**Provided material:**
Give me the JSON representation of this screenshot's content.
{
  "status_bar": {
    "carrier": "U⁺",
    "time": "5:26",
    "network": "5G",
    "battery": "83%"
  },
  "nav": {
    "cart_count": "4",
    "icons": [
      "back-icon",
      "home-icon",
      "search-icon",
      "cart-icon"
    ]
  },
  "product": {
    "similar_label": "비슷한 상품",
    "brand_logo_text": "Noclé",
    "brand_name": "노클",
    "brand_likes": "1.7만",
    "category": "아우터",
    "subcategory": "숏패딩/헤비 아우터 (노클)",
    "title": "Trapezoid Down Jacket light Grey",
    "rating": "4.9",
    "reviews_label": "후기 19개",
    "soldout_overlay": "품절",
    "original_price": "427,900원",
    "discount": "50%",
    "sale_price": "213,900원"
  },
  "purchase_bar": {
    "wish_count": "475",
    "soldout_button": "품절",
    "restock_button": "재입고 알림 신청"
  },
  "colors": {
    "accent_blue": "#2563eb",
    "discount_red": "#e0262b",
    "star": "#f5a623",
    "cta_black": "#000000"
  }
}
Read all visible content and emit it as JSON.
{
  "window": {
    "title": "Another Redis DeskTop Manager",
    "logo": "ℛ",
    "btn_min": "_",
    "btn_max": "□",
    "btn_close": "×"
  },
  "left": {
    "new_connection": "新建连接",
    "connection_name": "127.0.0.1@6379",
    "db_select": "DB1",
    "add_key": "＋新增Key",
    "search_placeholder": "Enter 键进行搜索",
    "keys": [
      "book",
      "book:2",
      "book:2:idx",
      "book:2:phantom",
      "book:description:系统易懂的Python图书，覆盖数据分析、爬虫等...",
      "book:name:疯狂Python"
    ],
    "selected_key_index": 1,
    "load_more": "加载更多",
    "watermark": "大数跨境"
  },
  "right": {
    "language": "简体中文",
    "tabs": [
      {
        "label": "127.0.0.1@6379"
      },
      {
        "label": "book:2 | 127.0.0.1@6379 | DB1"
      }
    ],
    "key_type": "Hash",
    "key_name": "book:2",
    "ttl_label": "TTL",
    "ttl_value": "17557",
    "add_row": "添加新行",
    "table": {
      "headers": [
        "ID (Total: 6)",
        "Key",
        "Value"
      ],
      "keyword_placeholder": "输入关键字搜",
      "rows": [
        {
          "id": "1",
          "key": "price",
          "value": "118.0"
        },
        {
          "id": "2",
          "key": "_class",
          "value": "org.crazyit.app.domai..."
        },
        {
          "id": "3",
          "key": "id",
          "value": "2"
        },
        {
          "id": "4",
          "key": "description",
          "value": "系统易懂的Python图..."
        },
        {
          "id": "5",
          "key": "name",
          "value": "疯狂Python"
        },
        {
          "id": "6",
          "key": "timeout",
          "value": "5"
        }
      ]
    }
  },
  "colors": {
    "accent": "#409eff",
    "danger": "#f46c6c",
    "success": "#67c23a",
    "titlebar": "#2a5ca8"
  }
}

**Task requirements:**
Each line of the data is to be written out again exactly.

**Exercise solution:**
Give me the JSON representation of this screenshot's content.
{
  "status_bar": {
    "carrier": "U⁺",
    "time": "5:26",
    "network": "5G",
    "battery": "83%"
  },
  "nav": {
    "cart_count": "4",
    "icons": [
      "back-icon",
      "home-icon",
      "search-icon",
      "cart-icon"
    ]
  },
  "product": {
    "similar_label": "비슷한 상품",
    "brand_logo_text": "Noclé",
    "brand_name": "노클",
    "brand_likes": "1.7만",
    "category": "아우터",
    "subcategory": "숏패딩/헤비 아우터 (노클)",
    "title": "Trapezoid Down Jacket light Grey",
    "rating": "4.9",
    "reviews_label": "후기 19개",
    "soldout_overlay": "품절",
    "original_price": "427,900원",
    "discount": "50%",
    "sale_price": "213,900원"
  },
  "purchase_bar": {
    "wish_count": "475",
    "soldout_button": "품절",
    "restock_button": "재입고 알림 신청"
  },
  "colors": {
    "accent_blue": "#2563eb",
    "discount_red": "#e0262b",
    "star": "#f5a623",
    "cta_black": "#000000"
  }
}
Read all visible content and emit it as JSON.
{
  "window": {
    "title": "Another Redis DeskTop Manager",
    "logo": "ℛ",
    "btn_min": "_",
    "btn_max": "□",
    "btn_close": "×"
  },
  "left": {
    "new_connection": "新建连接",
    "connection_name": "127.0.0.1@6379",
    "db_select": "DB1",
    "add_key": "＋新增Key",
    "search_placeholder": "Enter 键进行搜索",
    "keys": [
      "book",
      "book:2",
      "book:2:idx",
      "book:2:phantom",
      "book:description:系统易懂的Python图书，覆盖数据分析、爬虫等...",
      "book:name:疯狂Python"
    ],
    "selected_key_index": 1,
    "load_more": "加载更多",
    "watermark": "大数跨境"
  },
  "right": {
    "language": "简体中文",
    "tabs": [
      {
        "label": "127.0.0.1@6379"
      },
      {
        "label": "book:2 | 127.0.0.1@6379 | DB1"
      }
    ],
    "key_type": "Hash",
    "key_name": "book:2",
    "ttl_label": "TTL",
    "ttl_value": "17557",
    "add_row": "添加新行",
    "table": {
      "headers": [
        "ID (Total: 6)",
        "Key",
        "Value"
      ],
      "keyword_placeholder": "输入关键字搜",
      "rows": [
        {
          "id": "1",
          "key": "price",
          "value": "118.0"
        },
        {
          "id": "2",
          "key": "_class",
          "value": "org.crazyit.app.domai..."
        },
        {
          "id": "3",
          "key": "id",
          "value": "2"
        },
        {
          "id": "4",
          "key": "description",
          "value": "系统易懂的Python图..."
        },
        {
          "id": "5",
          "key": "name",
          "value": "疯狂Python"
        },
        {
          "id": "6",
          "key": "timeout",
          "value": "5"
        }
      ]
    }
  },
  "colors": {
    "accent": "#409eff",
    "danger": "#f46c6c",
    "success": "#67c23a",
    "titlebar": "#2a5ca8"
  }
}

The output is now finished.